# Instructions to follow
Write out each record again exactly as it stands.

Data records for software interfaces
——
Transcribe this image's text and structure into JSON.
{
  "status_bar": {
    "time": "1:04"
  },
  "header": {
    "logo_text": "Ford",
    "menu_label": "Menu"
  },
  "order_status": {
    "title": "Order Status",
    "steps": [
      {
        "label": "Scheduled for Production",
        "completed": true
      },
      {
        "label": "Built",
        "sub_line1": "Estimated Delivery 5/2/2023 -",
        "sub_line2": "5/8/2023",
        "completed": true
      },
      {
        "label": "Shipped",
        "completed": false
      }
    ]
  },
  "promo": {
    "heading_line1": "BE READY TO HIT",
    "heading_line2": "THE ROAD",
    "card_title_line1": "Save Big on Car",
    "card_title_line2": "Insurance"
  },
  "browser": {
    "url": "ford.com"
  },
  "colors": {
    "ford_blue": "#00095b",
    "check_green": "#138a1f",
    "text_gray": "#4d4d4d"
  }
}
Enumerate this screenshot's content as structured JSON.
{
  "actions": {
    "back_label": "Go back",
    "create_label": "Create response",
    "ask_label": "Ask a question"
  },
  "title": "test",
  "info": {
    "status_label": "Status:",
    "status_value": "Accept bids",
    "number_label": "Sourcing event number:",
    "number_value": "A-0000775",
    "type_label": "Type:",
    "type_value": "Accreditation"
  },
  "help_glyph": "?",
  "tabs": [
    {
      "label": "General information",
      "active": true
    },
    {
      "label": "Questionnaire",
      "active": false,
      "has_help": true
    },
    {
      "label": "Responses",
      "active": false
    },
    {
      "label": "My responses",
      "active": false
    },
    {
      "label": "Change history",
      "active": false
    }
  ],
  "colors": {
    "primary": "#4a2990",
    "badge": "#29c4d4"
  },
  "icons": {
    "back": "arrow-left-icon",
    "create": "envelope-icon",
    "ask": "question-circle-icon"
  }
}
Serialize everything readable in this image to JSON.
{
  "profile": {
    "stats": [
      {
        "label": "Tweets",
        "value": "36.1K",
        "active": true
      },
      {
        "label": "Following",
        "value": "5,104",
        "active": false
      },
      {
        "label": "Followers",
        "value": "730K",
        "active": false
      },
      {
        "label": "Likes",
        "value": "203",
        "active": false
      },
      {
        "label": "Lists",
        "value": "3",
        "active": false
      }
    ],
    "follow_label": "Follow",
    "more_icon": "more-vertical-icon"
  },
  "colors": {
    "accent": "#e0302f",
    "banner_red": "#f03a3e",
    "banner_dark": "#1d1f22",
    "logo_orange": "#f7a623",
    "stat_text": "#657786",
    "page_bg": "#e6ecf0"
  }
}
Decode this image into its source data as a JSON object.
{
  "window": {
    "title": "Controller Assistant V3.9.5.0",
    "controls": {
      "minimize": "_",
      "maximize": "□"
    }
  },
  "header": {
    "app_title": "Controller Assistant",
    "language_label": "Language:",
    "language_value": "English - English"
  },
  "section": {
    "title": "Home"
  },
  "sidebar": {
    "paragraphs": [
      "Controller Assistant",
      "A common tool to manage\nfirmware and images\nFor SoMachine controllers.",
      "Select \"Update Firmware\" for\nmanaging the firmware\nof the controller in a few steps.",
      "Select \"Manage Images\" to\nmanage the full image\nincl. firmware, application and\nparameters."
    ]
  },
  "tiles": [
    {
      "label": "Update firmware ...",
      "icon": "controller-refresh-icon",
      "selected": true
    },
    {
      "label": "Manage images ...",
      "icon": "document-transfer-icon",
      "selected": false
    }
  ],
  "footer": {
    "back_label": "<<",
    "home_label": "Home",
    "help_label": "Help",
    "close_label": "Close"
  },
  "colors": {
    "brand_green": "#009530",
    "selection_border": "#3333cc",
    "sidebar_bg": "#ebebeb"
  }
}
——
# Written response
Transcribe this image's text and structure into JSON.
{
  "status_bar": {
    "time": "1:04"
  },
  "header": {
    "logo_text": "Ford",
    "menu_label": "Menu"
  },
  "order_status": {
    "title": "Order Status",
    "steps": [
      {
        "label": "Scheduled for Production",
        "completed": true
      },
      {
        "label": "Built",
        "sub_line1": "Estimated Delivery 5/2/2023 -",
        "sub_line2": "5/8/2023",
        "completed": true
      },
      {
        "label": "Shipped",
        "completed": false
      }
    ]
  },
  "promo": {
    "heading_line1": "BE READY TO HIT",
    "heading_line2": "THE ROAD",
    "card_title_line1": "Save Big on Car",
    "card_title_line2": "Insurance"
  },
  "browser": {
    "url": "ford.com"
  },
  "colors": {
    "ford_blue": "#00095b",
    "check_green": "#138a1f",
    "text_gray": "#4d4d4d"
  }
}
Enumerate this screenshot's content as structured JSON.
{
  "actions": {
    "back_label": "Go back",
    "create_label": "Create response",
    "ask_label": "Ask a question"
  },
  "title": "test",
  "info": {
    "status_label": "Status:",
    "status_value": "Accept bids",
    "number_label": "Sourcing event number:",
    "number_value": "A-0000775",
    "type_label": "Type:",
    "type_value": "Accreditation"
  },
  "help_glyph": "?",
  "tabs": [
    {
      "label": "General information",
      "active": true
    },
    {
      "label": "Questionnaire",
      "active": false,
      "has_help": true
    },
    {
      "label": "Responses",
      "active": false
    },
    {
      "label": "My responses",
      "active": false
    },
    {
      "label": "Change history",
      "active": false
    }
  ],
  "colors": {
    "primary": "#4a2990",
    "badge": "#29c4d4"
  },
  "icons": {
    "back": "arrow-left-icon",
    "create": "envelope-icon",
    "ask": "question-circle-icon"
  }
}
Serialize everything readable in this image to JSON.
{
  "profile": {
    "stats": [
      {
        "label": "Tweets",
        "value": "36.1K",
        "active": true
      },
      {
        "label": "Following",
        "value": "5,104",
        "active": false
      },
      {
        "label": "Followers",
        "value": "730K",
        "active": false
      },
      {
        "label": "Likes",
        "value": "203",
        "active": false
      },
      {
        "label": "Lists",
        "value": "3",
        "active": false
      }
    ],
    "follow_label": "Follow",
    "more_icon": "more-vertical-icon"
  },
  "colors": {
    "accent": "#e0302f",
    "banner_red": "#f03a3e",
    "banner_dark": "#1d1f22",
    "logo_orange": "#f7a623",
    "stat_text": "#657786",
    "page_bg": "#e6ecf0"
  }
}
Decode this image into its source data as a JSON object.
{
  "window": {
    "title": "Controller Assistant V3.9.5.0",
    "controls": {
      "minimize": "_",
      "maximize": "□"
    }
  },
  "header": {
    "app_title": "Controller Assistant",
    "language_label": "Language:",
    "language_value": "English - English"
  },
  "section": {
    "title": "Home"
  },
  "sidebar": {
    "paragraphs": [
      "Controller Assistant",
      "A common tool to manage\nfirmware and images\nFor SoMachine controllers.",
      "Select \"Update Firmware\" for\nmanaging the firmware\nof the controller in a few steps.",
      "Select \"Manage Images\" to\nmanage the full image\nincl. firmware, application and\nparameters."
    ]
  },
  "tiles": [
    {
      "label": "Update firmware ...",
      "icon": "controller-refresh-icon",
      "selected": true
    },
    {
      "label": "Manage images ...",
      "icon": "document-transfer-icon",
      "selected": false
    }
  ],
  "footer": {
    "back_label": "<<",
    "home_label": "Home",
    "help_label": "Help",
    "close_label": "Close"
  },
  "colors": {
    "brand_green": "#009530",
    "selection_border": "#3333cc",
    "sidebar_bg": "#ebebeb"
  }
}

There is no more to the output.